♬ original sound - Avery Claire

“One of the key impacts of our social media presence has been the opportunity to showcase the care and dedication that goes into raising our beef. Through photos, videos, and personal anecdotes, we have been able to highlight the love and attention we give to our animals, the sustainable practices we follow, and the beauty of the American’s farmland. This has helped dispel misconceptions about the agricultural industry and shed light on the responsible and compassionate side of farming,” explained Mallory. Through storytelling and authenticity, she has been able to create a more positive, informed, and transparent perception of agriculture, helping consumers appreciate the hard work and dedication that goes into producing their food. They have opened up a dialogue where people can feel free to ask questions, learn about farming practices, and gain a deeper understanding of where their food comes from.

Fighting for a Future: Inspiring Young Agriculturalists 

Sharing their journeys online may have started as a way to get their stories into the world, but it has transformed into far more; Heppell and Mallory hope to inspire the next generation of leaders to get engaged in agriculture. With the average age of the US farmer nearing 60 years old, Heppell and Mallory’s mission to inspire young agriculturalists is more important than ever. 

“The next generation needs to see how fulfilling and fun the farm can actually be,” said Heppell. At Heppell’s Potato Corp, they help educate the next generation by hosting multiple school tours per year. Their goal is to show kids how farms work, and that being a farmer can be a fantastic career. “I would encourage every farmer or rancher to reach out to a local school and set up a tour of your farm. You never know, that could be the difference in someone’s life and push them to pursue the beautiful life of a farmer.” 

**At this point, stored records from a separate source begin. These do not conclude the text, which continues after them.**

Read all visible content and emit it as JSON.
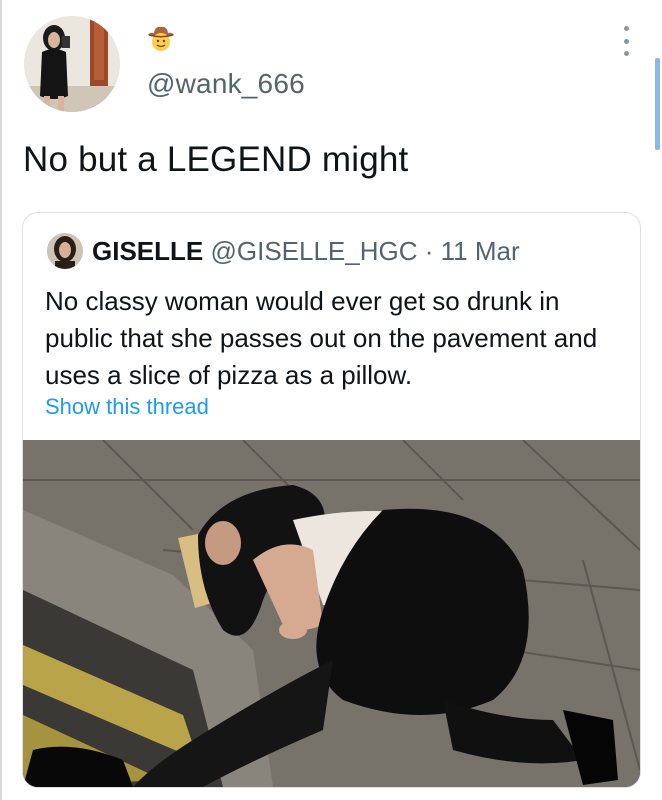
{
  "tweet": {
    "handle": "@wank_666",
    "text": "No but a LEGEND might",
    "emoji": "cowboy-hat-face-icon"
  },
  "quoted_tweet": {
    "name": "GISELLE",
    "handle": "@GISELLE_HGC",
    "separator": "·",
    "date": "11 Mar",
    "text": "No classy woman would ever get so drunk in public that she passes out on the pavement and uses a slice of pizza as a pillow.",
    "thread_link": "Show this thread"
  },
  "colors": {
    "text_primary": "#0f1419",
    "text_secondary": "#536471",
    "link": "#1d9bf0",
    "border": "#dbe1e6"
  }
}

Mallory follows a similar philosophy. “I strongly believe that social media is an incredibly powerful platform to engage the next generation of leaders within agriculture. The younger generation is already deeply immersed in social media, making it an ideal space to connect, educate, and inspire them about the opportunities and importance of agriculture,” said Mallory. By featuring her experiences, challenges, and accomplishments, she hopes to inspire and empower other young people to consider pursuing a future in agriculture. “It's important to emphasize that farming is not just a traditional occupation, but a dynamic and rewarding profession that allows individuals to make a meaningful impact on food production and the environment.” 

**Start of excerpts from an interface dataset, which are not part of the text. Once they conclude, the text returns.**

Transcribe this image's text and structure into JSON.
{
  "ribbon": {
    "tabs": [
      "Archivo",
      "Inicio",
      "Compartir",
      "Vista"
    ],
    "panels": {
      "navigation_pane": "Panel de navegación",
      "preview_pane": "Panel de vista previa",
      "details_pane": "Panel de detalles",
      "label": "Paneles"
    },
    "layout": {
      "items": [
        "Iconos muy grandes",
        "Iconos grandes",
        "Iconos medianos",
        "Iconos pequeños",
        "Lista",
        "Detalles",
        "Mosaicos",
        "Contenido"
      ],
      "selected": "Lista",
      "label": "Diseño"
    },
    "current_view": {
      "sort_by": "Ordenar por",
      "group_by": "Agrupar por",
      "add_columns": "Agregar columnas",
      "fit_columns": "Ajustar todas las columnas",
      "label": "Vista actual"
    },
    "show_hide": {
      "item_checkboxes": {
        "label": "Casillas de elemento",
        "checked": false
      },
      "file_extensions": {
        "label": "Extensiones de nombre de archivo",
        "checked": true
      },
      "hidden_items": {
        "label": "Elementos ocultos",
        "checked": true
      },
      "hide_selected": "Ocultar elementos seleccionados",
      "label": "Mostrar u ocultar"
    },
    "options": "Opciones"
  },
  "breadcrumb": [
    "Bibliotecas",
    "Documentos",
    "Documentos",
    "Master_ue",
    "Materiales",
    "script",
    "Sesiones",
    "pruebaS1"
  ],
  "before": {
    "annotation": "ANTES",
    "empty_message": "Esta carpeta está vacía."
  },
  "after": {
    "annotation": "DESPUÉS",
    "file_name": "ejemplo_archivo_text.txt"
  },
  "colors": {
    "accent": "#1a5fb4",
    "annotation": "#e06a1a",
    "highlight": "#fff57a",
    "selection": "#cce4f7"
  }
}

Reconnecting people with the sources of their food while spotlighting the intricacies and beauty of farming has never been more crucial. As global challenges such as climate change, population growth, and diminishing natural resources loom, the next generation of agriculturalists will be at the forefront of developing sustainable solutions. By taking their stories to social media, farmers like Heppell and Mallory are not only challenging misconceptions, but are also sowing the seeds for a sustainable future.

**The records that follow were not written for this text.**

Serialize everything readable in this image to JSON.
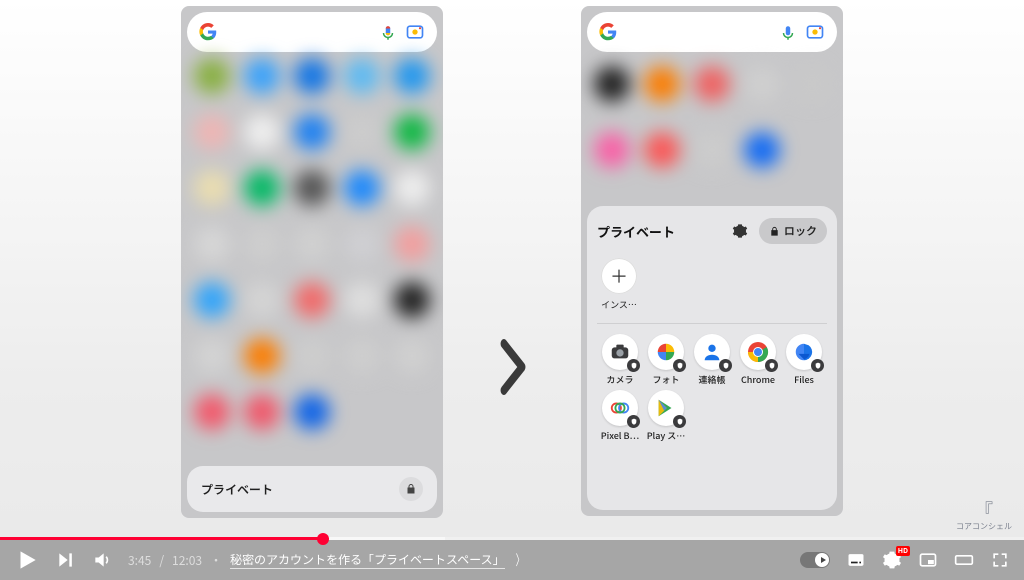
{
  "video": {
    "current_time": "3:45",
    "duration": "12:03",
    "chapter_separator": "・",
    "chapter_title": "秘密のアカウントを作る「プライベートスペース」",
    "hd_badge": "HD"
  },
  "watermark_text": "コアコンシェル",
  "left_phone": {
    "private_label": "プライベート"
  },
  "right_phone": {
    "private_panel": {
      "title": "プライベート",
      "lock_label": "ロック",
      "install_label": "インス…"
    },
    "apps": [
      {
        "label": "カメラ"
      },
      {
        "label": "フォト"
      },
      {
        "label": "連絡帳"
      },
      {
        "label": "Chrome"
      },
      {
        "label": "Files"
      },
      {
        "label": "Pixel B…"
      },
      {
        "label": "Play ス…"
      }
    ]
  }
}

About the Author
Natalie Burdsall
Former Communications Officer
Natalie Burdsall is pictured from the shoulders up, smiling into the camera, wearing a black blazer over a green button-down shirt.
Natalie Burdsall joined the Chicago Council on Global Affairs in 2022 as the communications officer for the Center on Global Food and Agriculture. In this role, they promoted the work and impact of the Center to expand public engagement in global food and agriculture, and assisted in bringing the Council’s digital transformation to fruition.
Natalie Burdsall is pictured from the shoulders up, smiling into the camera, wearing a black blazer over a green button-down shirt.
Editorial Support
Clayton Elbel
Intern, Center on Global Food and Agriculture
Clayton is pictured from the shoulders up, smiling into the camera wearing a suit and tie.
Clayton Elbel joined the Council as a 2023 spring intern with the Center on Global Food and Agriculture.
Clayton is pictured from the shoulders up, smiling into the camera wearing a suit and tie.